Mooresville DAR presents NC Women Do Their Bit in WWI
The Mary Slocumb Chapter of the Daughters of the American Revolution will sponsor a program to commemorate the “War to End all Wars.”
Professor Angela Robbins of the University of North Carolina at Greensboro will present “North Carolina Women Do Their Bit in World War I” on Jan. 13. The program will begin at 10:30 a.m. at the historic Centre Presbyterian Church in Mooresville, 129 Centre Church Road.
The program is made possible by funding from the North Carolina Humanities Council, a statewide nonprofit organization and affiliate of the National Endowment for the Humanities. The public is invited.
By the time the first North Carolina soldiers reached France in the winter of 1918, women at home had already been struggling with shortages of fuel and other commodities.

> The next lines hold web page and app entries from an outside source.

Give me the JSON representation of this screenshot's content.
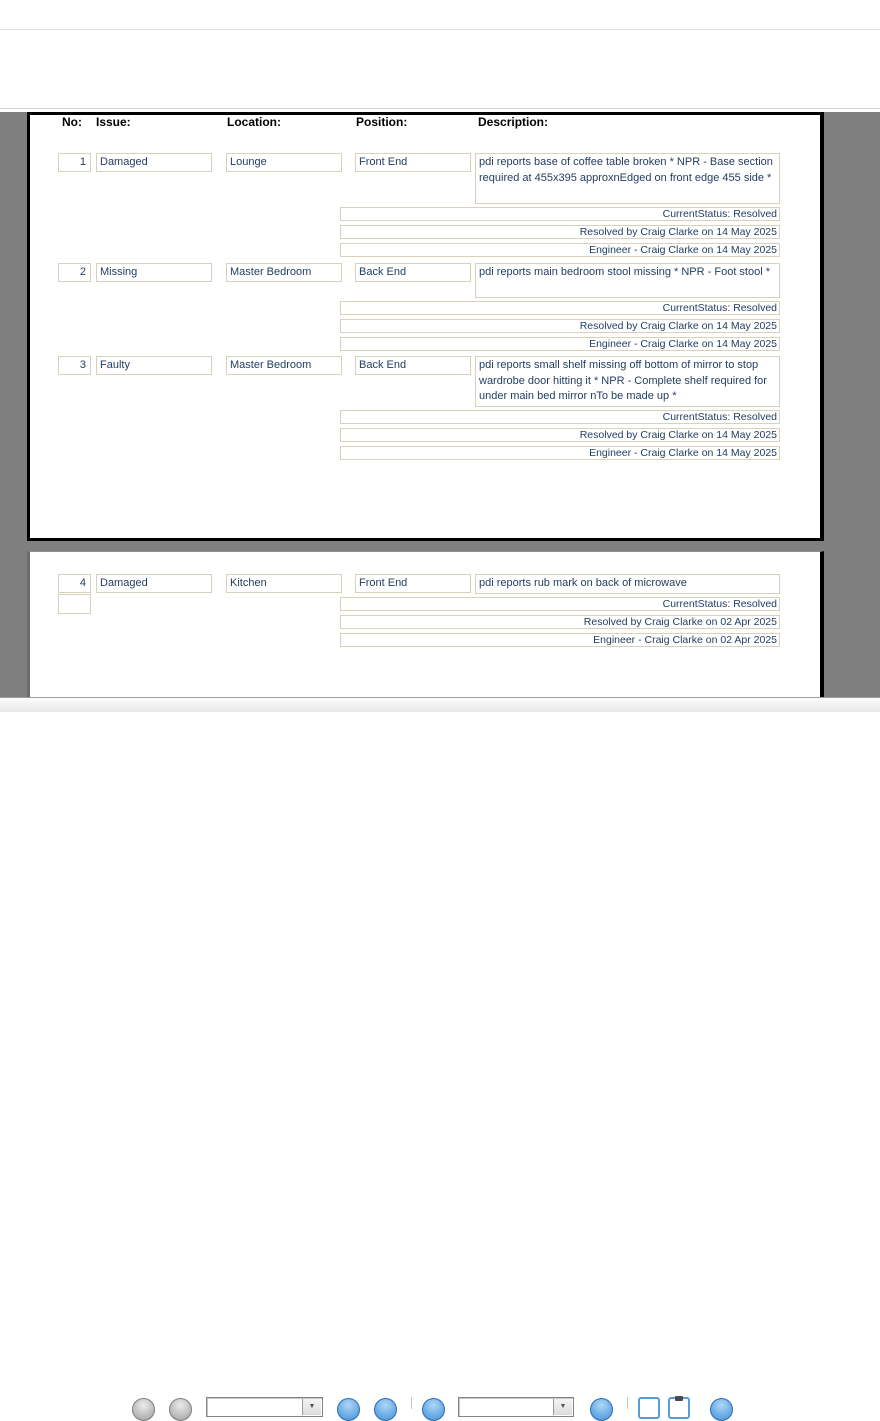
{
  "report": {
    "column_headers": {
      "no": "No:",
      "issue": "Issue:",
      "location": "Location:",
      "position": "Position:",
      "description": "Description:"
    },
    "records": [
      {
        "no": "1",
        "issue": "Damaged",
        "location": "Lounge",
        "position": "Front End",
        "description": "pdi reports base of coffee table broken * NPR - Base section required at 455x395 approxnEdged on front edge 455 side *",
        "status_lines": [
          "CurrentStatus: Resolved",
          "Resolved by Craig Clarke on 14 May 2025",
          "Engineer - Craig Clarke on 14 May 2025"
        ]
      },
      {
        "no": "2",
        "issue": "Missing",
        "location": "Master Bedroom",
        "position": "Back End",
        "description": "pdi reports main bedroom stool missing * NPR - Foot stool *",
        "status_lines": [
          "CurrentStatus: Resolved",
          "Resolved by Craig Clarke on 14 May 2025",
          "Engineer - Craig Clarke on 14 May 2025"
        ]
      },
      {
        "no": "3",
        "issue": "Faulty",
        "location": "Master Bedroom",
        "position": "Back End",
        "description": "pdi reports small shelf missing off bottom of mirror to stop wardrobe door hitting it * NPR - Complete shelf required for under main bed mirror nTo be made up *",
        "status_lines": [
          "CurrentStatus: Resolved",
          "Resolved by Craig Clarke on 14 May 2025",
          "Engineer - Craig Clarke on 14 May 2025"
        ]
      },
      {
        "no": "4",
        "issue": "Damaged",
        "location": "Kitchen",
        "position": "Front End",
        "description": "pdi reports rub mark on back of microwave",
        "status_lines": [
          "CurrentStatus: Resolved",
          "Resolved by Craig Clarke on 02 Apr 2025",
          "Engineer - Craig Clarke on 02 Apr 2025"
        ]
      }
    ]
  },
  "colors": {
    "canvas_gray": "#7f7f7f",
    "field_border": "#d9d2ba",
    "field_text": "#1f3c5f",
    "toolbar_blue": "#3f8fd8",
    "toolbar_gray": "#9d9d9d"
  },
  "toolbar": {
    "combobox1_value": "",
    "combobox2_value": "",
    "button_names": [
      "nav-gray-1",
      "nav-gray-2",
      "record-combobox-1",
      "action-blue-1",
      "action-blue-2",
      "action-blue-3",
      "record-combobox-2",
      "action-blue-4",
      "export-file",
      "clipboard",
      "action-blue-5"
    ]
  }
}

Despite the hardships, they did what they could to support the war effort. They bought war bonds, taught each other to preserve food, and went to work in the textile and tobacco industries in greater numbers.
Their children bought thousands of 25-cent war savings stamps, collected scrap metal and gathered walnuts to be processed for use in gas masks. Many women joined the Red Cross in France, tending to the wounded.
The need for military training brought three new camps to the state: Camp Greene in Charlotte, Camp Bragg (now Fort Bragg) in Fayetteville, and Camp Polk in Raleigh. Those installations set the stage for North Carolina’s present-day reputation as a military-friendly state.